• Data:

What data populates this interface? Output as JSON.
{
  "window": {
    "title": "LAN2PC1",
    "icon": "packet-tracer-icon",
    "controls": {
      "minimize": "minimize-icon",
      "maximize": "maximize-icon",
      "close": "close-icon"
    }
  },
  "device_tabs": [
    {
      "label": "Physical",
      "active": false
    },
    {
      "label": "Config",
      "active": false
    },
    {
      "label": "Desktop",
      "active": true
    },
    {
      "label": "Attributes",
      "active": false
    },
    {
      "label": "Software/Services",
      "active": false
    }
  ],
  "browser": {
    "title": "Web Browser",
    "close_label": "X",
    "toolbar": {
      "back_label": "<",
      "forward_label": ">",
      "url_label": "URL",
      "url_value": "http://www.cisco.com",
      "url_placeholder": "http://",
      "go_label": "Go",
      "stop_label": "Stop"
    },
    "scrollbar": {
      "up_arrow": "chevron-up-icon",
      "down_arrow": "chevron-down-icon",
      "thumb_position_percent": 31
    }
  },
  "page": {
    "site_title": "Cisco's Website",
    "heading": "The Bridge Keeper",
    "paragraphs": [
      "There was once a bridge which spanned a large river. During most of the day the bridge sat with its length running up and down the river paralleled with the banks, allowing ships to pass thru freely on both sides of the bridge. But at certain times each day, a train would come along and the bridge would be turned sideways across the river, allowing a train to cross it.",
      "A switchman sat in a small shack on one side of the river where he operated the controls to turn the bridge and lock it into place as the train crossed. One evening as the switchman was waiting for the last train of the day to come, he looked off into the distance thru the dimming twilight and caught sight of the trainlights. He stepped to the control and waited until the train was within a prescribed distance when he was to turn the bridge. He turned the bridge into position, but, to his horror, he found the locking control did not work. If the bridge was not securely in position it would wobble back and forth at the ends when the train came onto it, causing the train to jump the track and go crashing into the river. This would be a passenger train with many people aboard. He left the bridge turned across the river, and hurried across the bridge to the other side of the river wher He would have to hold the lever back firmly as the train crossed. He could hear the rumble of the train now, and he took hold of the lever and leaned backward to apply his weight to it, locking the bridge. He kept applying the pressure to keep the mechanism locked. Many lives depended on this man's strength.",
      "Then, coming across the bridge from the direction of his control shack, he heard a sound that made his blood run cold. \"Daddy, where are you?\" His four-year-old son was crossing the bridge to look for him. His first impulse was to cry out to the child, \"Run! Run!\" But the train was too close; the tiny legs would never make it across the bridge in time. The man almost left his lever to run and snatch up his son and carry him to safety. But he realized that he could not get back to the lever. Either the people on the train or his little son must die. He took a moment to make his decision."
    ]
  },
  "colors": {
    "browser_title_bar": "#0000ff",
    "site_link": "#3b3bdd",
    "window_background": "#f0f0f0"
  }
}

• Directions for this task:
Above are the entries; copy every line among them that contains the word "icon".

• Completed task:
    "icon": "packet-tracer-icon",
      "minimize": "minimize-icon",
      "maximize": "maximize-icon",
      "close": "close-icon"
      "up_arrow": "chevron-up-icon",
      "down_arrow": "chevron-down-icon",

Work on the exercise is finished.